The Supreme Court has released a number of opinions, and it’s been a tough week for conservatives. Most of the focus has been on the big political fights – federal subsidy for state “Obamacare” exchanges was upheld and marriage equity is the law of the land in all fifty states. It was the latter that gave us the most blistering dissent from Justice Scalia:
“A system of government that makes the people subordinate to a committee of nine unelected lawyers does not deserve to be called a democracy,” he wrote in one of the more coherent statements in his dissent.
But another ruling, striking down part of the Federal “Three Strikes” law, illustrates judicial activism even more clearly. All of this begs the question as to where Scalia’s logic was in the “Citizens United” ruling in 2012 that declared corporations to be people, too. There is judicial activism, yes, but it’s more about filling in the gaps left by years of a completely dysfunctional Congress. Someone has to be the adults – even one branch of government has to endure Scalia’s sometimes childish ranting.

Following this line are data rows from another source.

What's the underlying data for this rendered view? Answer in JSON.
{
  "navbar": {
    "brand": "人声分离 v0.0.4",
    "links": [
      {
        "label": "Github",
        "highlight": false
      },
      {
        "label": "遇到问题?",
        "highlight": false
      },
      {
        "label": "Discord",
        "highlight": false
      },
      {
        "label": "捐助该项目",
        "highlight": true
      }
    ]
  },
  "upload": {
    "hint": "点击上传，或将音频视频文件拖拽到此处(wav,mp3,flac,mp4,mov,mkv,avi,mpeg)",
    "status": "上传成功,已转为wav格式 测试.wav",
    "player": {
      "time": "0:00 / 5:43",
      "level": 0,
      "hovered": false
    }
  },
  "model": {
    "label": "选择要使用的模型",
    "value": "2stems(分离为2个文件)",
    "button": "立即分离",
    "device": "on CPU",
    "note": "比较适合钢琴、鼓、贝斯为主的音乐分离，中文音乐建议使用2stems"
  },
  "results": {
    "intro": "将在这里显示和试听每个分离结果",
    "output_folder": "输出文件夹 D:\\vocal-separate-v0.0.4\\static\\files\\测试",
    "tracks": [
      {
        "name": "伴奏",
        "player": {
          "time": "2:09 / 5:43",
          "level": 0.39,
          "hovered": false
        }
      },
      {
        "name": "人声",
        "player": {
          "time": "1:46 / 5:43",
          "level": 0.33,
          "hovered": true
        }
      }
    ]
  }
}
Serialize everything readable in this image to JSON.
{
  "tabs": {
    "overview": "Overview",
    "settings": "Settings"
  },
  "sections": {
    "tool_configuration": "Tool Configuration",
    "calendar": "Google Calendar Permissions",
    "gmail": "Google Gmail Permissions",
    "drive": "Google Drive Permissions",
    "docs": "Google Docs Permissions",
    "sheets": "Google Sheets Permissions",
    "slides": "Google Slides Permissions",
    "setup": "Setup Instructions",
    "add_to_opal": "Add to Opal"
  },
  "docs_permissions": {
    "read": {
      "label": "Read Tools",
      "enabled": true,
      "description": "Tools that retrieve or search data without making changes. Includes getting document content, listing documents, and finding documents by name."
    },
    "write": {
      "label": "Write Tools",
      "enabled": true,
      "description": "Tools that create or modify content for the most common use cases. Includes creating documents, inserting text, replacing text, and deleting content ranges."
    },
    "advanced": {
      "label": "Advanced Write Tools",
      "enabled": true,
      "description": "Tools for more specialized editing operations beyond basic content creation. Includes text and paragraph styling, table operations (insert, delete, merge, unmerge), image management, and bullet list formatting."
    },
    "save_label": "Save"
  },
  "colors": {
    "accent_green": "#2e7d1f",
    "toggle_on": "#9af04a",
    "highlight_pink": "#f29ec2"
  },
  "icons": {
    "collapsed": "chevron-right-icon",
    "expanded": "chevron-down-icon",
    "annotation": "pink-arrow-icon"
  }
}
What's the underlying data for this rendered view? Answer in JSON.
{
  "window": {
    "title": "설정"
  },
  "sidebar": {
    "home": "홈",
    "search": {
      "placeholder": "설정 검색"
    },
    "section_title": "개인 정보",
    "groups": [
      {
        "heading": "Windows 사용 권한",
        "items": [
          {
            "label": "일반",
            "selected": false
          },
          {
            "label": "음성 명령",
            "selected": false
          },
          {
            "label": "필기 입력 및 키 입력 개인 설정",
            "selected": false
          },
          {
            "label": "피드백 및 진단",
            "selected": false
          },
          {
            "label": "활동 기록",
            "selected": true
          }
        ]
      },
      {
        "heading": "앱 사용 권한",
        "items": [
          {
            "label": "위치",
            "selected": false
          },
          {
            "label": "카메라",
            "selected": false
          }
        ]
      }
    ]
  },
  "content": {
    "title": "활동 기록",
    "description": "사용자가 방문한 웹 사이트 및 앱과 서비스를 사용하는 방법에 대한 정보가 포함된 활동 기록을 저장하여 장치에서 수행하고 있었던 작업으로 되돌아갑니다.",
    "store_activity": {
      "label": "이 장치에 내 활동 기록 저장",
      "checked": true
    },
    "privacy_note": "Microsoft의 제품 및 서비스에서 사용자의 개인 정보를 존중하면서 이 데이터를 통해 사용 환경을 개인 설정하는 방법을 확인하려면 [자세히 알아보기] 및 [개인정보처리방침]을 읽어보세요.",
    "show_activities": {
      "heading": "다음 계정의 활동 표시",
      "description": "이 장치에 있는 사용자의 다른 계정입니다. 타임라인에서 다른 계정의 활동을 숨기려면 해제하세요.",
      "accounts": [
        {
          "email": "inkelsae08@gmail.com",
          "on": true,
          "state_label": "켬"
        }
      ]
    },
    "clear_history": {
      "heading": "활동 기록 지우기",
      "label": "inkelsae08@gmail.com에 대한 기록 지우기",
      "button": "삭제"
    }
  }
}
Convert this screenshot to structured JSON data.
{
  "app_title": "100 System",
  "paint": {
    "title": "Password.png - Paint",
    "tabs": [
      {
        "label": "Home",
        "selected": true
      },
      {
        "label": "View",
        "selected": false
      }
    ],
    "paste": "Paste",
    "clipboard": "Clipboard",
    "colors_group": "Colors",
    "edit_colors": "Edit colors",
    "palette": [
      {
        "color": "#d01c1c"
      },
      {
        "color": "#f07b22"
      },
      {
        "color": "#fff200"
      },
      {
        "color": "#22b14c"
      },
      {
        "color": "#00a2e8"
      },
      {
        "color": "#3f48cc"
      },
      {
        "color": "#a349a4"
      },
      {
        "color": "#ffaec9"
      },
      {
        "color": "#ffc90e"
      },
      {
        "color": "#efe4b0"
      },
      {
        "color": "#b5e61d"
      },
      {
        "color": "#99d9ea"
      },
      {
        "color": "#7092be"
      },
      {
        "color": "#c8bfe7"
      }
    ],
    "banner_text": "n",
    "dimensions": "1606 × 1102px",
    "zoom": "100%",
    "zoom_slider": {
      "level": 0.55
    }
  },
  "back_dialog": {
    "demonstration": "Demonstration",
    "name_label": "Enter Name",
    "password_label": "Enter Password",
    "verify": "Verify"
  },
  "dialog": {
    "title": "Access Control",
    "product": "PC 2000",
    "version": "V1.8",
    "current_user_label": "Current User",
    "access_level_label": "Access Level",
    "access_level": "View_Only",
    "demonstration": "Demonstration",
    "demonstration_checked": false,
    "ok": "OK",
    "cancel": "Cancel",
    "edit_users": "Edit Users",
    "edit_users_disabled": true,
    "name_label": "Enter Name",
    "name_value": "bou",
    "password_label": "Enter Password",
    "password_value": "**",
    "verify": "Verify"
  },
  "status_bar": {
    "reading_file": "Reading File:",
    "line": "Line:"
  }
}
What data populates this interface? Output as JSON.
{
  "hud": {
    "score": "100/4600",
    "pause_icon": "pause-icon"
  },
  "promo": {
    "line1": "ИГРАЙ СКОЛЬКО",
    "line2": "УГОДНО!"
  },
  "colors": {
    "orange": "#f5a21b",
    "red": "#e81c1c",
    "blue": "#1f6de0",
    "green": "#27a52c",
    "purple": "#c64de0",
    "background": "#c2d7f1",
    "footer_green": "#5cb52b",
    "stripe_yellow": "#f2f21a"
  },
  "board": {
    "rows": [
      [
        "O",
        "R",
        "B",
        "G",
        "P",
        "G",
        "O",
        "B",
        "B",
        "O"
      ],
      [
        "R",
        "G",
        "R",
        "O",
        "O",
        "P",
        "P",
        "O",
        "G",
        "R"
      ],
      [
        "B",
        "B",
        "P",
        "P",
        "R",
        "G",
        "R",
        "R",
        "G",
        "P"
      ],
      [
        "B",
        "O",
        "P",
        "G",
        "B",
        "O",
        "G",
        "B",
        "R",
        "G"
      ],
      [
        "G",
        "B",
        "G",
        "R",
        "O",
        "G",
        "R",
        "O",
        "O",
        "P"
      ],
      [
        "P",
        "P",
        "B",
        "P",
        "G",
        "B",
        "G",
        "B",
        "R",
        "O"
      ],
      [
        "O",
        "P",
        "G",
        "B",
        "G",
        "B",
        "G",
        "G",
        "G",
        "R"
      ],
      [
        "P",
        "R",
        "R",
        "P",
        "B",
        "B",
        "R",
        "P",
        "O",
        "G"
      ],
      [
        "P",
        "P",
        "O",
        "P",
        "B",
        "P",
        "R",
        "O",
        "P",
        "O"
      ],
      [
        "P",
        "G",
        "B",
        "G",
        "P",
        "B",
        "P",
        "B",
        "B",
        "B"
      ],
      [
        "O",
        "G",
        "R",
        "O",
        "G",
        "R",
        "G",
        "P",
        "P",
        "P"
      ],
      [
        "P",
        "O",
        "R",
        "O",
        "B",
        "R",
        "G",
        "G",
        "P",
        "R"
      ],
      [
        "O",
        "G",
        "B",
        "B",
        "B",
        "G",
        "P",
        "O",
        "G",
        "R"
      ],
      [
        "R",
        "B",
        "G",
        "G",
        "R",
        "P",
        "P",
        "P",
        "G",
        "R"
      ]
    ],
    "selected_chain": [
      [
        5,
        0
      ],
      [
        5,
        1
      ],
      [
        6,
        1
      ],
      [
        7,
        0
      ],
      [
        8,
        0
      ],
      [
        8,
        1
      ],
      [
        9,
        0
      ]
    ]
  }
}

We should start away from the hoopla in the decision rendered in Johnson v. United States. In this case, the court ruled 8-1 that counting past convictions as “violent” under the “Three Strikes” provision to stop career criminals had to be more specific. They struck down using convictions for “”conduct that presents a serious potential risk of physical injury to another”.
The reason this is interesting is that the courts have ruled five times in seven years that this clause was troubling, but always left it up to Congress to correct it. They saw their role as something like the national lawyers, giving advice to the elected officials as to how to bring a law into compliance.
That’s hardly “judicial activism”. But the patience required to hold that position has apparently worn out.
The court’s broad rulings this week probably reflect that frustration as much as anything. It appears that the Supreme Court has become emboldened to act, rather than advise, using their power to fill the gaps in left in our otherwise carefully balanced system.
It begs a re-visit to the halcyon days when the court had more faith in the system, which naturally brings us to the only recent case as active as the declaration of marriage equity – Citizens United. In that case, the court didn’t just rule that “corporations are people”, it issued a very nuanced and thoughtful treatise on the nature of free speech in an open society.
The gist of it is that speech is almost impossible to stop, so why bother trying? Money will always find a way to influence elections, so laws preventing it are doomed to failure. The only reasonable solution is a standard based on disclosure, the majority opinion reasoned. Let the people understand the nature of the money, er, speech, by labeling where it came from. Congress already has the power to do that, and has enabled the FEC to do this, so why not?
It was naive at best for the Supreme Court to assume that the political system was capable of implementing a system like the one they proposed. The result of Citizens United has been simply unlimited anonymous money pouring into the political system like a tidal wave.
Yes, where was Scalia’s logic when that ruling was handed down?
But that’s not where the court is today. A much bolder court handed down three rulings that indeed reshaped the political landscape. The Obamacare ruling was hardly anything new, but Marriage Equity certainly is. Striking down a big part of “Three Strikes” was also very bold.
Would the court act the same way if Citizen’s United was revisited? I think it’s worth trying. We have seen the results of the court’s action and it hasn’t been good for genuinely “free” speech. Government in general has shown it is unwilling or unable to follow sage advice from the court, meaning that they might feel a need to take control.
In many ways, this mimics the rise of the Federal Reserve as the ultimate economic power in the US. It, too, has been filling the gap left by an ineffective Congress that is constantly locked in conflict with the President and incapable of even passing an actual budget. The economic stimulus that everyone knew was necessary fell to the Federal Reserve despite the inherent inefficiency in doing it with pure monetary policy.
Everyone knew more had to be done. Only the Fed had the guts to do it.
Are we looking at a new, activist Supreme Court? The short answer appears to be a rather emphatic “Yes!”. It also appears to have come from sheer exasperation and a desperate need to have adults in charge somewhere. But does Scalia have a point, namely that a Supreme Court with so much power is a definite threat to Democracy?
The short answer to that is, again, “Yes!” While those of us on the left have good reason to cheer the rulings that were handed down today, we have to remember that they are the product of an utterly broken system. A few victories are good and worth savoring, but we still have a tremendous amount of work to do.
Our democratic-republic is gradually slipping away from democracy towards a rule by the elites. There is a long-term problem that our leaders understand and are willing to act to correct as well as they can. But if we are really a free nation it has to fall to us to fix the problems.